5 Things You Can Begin Doing Tomorrow to Save Your Marriage and Make It Strong

Things You Can Begin Doing Tomorrow to Save Your Marriage and Make It Strong

The famous idiom goes “it takes two to tango,” and in fact, much of the success of a marriage or any relationship is based on what each party brings to the table.

However, there are countless times when couples feel like their marriage is on shaky grounds and there is nothing they can do because their partner is unwilling to make changes or successions.

If you are feeling like your marriage is not where you want it to be, there are many things you can start to do right now that can contribute to the overall relationship improving. So rather than waiting for your partner to come around, begin by taking some of these first steps towards making your marriage a stronger one.

1. Express your feelings openly, productively, and often

We are constantly reminding our kids to use their words to express how they feel rather than acting on feelings and impulses.

Yet how often do we appropriately express our own feelings?

If we didn’t grow up with role models for how best to do this, it can be a difficult one to practice ourselves.

When you feel angry or frustrated with your partner do you vent to a friend? give them the cold shoulder or silent treatment? do you engage in something else that makes you feel better like going shopping or turning on a favourite TV show?

Or, do you seek out your partner and verbalize how you feel?

Successfully verbalizing our feelings begins with making “I” statements such as “I feel [insert feeling word] when…” rather than saying things that blame or generalize such “you always” or “you never.”

Conflict becomes an opportunity for growth in a relationship when we verbalize how something specific that our partner did affect us and what we would like them to do differently.  

2. Replenish your relationship with love and affection, continually
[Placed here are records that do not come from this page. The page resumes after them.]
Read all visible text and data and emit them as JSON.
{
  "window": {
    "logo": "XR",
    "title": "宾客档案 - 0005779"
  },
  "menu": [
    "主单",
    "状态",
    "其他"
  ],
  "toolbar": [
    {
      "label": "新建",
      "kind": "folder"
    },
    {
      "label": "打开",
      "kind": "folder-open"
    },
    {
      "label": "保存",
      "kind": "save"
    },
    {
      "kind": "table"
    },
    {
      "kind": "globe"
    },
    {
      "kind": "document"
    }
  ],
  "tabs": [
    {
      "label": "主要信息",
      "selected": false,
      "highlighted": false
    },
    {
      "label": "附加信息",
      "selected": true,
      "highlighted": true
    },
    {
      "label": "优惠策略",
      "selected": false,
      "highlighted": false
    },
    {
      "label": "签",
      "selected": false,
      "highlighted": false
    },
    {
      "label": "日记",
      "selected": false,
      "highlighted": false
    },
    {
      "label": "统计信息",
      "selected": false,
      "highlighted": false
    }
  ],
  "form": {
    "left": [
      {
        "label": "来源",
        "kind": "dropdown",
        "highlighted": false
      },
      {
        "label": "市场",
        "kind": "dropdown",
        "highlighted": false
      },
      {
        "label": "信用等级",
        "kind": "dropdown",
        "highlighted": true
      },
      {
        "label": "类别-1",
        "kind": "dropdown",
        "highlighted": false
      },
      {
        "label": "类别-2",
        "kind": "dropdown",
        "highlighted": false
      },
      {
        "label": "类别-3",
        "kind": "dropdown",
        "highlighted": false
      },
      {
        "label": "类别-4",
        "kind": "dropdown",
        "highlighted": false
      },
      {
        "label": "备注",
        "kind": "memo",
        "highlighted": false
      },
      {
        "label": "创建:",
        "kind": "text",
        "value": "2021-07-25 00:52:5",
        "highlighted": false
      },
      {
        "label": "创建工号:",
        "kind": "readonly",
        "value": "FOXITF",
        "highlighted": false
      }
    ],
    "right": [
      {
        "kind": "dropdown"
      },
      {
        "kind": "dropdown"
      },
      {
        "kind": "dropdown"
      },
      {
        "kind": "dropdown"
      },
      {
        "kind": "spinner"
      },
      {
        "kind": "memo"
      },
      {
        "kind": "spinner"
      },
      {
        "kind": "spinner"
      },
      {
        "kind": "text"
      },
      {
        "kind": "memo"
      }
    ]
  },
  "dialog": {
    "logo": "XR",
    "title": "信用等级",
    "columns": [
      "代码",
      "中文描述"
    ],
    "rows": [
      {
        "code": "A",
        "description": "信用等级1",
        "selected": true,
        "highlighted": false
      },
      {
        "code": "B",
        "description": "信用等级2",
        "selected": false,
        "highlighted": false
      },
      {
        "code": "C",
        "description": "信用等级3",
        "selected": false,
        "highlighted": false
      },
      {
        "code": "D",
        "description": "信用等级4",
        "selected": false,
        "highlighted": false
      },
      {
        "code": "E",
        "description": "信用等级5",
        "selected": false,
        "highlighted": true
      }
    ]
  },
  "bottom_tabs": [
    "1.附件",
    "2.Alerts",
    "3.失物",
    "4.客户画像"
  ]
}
We all have an inherent need to feel loved and appreciated and nowhere do we want that more than in our intimate relationships. Yet how often do we verbalize our love and appreciation for our partner?

All marriages begin with a great deal of love and affection and somewhere along the way the demands of children, work, finances, etc. begin to take a toll.
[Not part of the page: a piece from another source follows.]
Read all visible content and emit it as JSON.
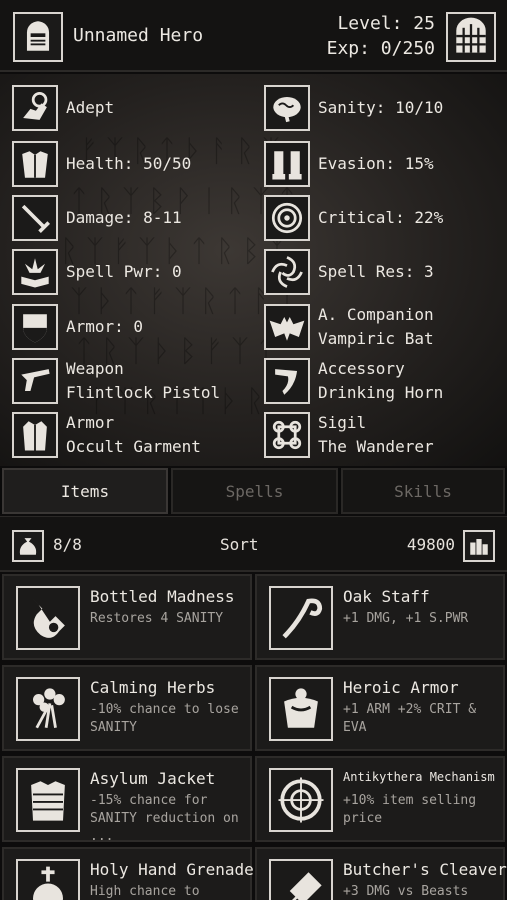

Marriage is like a savings fund that you have to continually replenish with new deposits in order to earn interest.

What you get out of it can only be as good as what you put into it, so we need to take time each day to give our partner a statement or two of appreciation and love. If you begin to do this, your partner is likely to begin to return the favour.

We are most open and willing to give of ourselves when we feel connected to others.

3. Realize the importance of self-care

The importance of self-care can become a hackneyed expression that diminishes its true value and meaning.

Self-care begins by recognizing that the only person responsible for your happiness is you.

Our partners can fuel and enhance our happiness, but at its core, it can only truly come from within. Being happy in a marriage begins with taking care of our own mental health which can happen on a multitude of levels.

It can range from seeing a therapist on a regular basis to have a place to sort out our thoughts and feelings, to ensuring that we have downtime for quiet reflection or exercise or connection with friends. This is a gift that no one can give you but you are definitely entitled to ask for.

Identify two or three practices that would truly rejuvenate your mind, body, and spirit and then make them a priority in your life.

Seek out the support of your spouse in order to do so and return the favour to ensure they also have time for the self-care they need to be their best self.

4. Date nights

 Date nights are meant to be about creating space to reconnect with your significant other

Date nights are meant to be about creating space to reconnect with your significant other and yet couples can often fall into their regular routine of talking about kids and activities and daily frustrations.

Approach date nights with a mindful intention to connect with your partner.

Use the time as an opportunity to ask them questions that go a little deeper into their mental and emotional state of mind. After being together for many years, we often assume we know all there is to know about our partners.

Ask more questions and you may be surprised by what new things you learn. Ask what’s on their bucket list, what recent accomplishment they are most proud of, what is something they wish they had more of in life or did less of, ask them to recall a favorite childhood memory, or simply ask them to share something they want you to know or recognize about them at this time.

5. Be aware of your own triggers and biases

We each bring into every relationship a template of how we relate to others based on our past and upbringing.

We each have blind-spots of things we do without awareness or without a recognition of why we do them.

We assume certain things to be truths, we make assumptions, we draw conclusions, all without awareness of our how automatic and deeply rooted our own biases and beliefs can be. The best gift we can give ourselves and our partners is the gift of self-awareness.

Find an avenue for ongoing self-exploration.

Continue to develop a better understanding of who you are and what you bring to the table and how these attitudes and behaviours originated. Once you gain awareness you have the freedom to choose whether to embrace this aspect of yourself or make changes.

Our capacity for self-awareness and ongoing growth is one of our greatest assets across all relationships in our life.

Hilya Delband Tehrani
Psychologist
  VERIFIED EXPERT
Dr. Tehrani is a licensed clinical psychologist, child development specialist and behavior analyst who has been providing therapeutic services for children and adolescents for over 17 years. She specializes in working with young children while supporting caregivers to be an integral part of the therapeutic process. Dr. Tehrani has specialized training and expertise in working with individuals with Autism Spectrum Disorder (ASD) and is passionate about supporting individuals with learning differences to live fulfilling lives.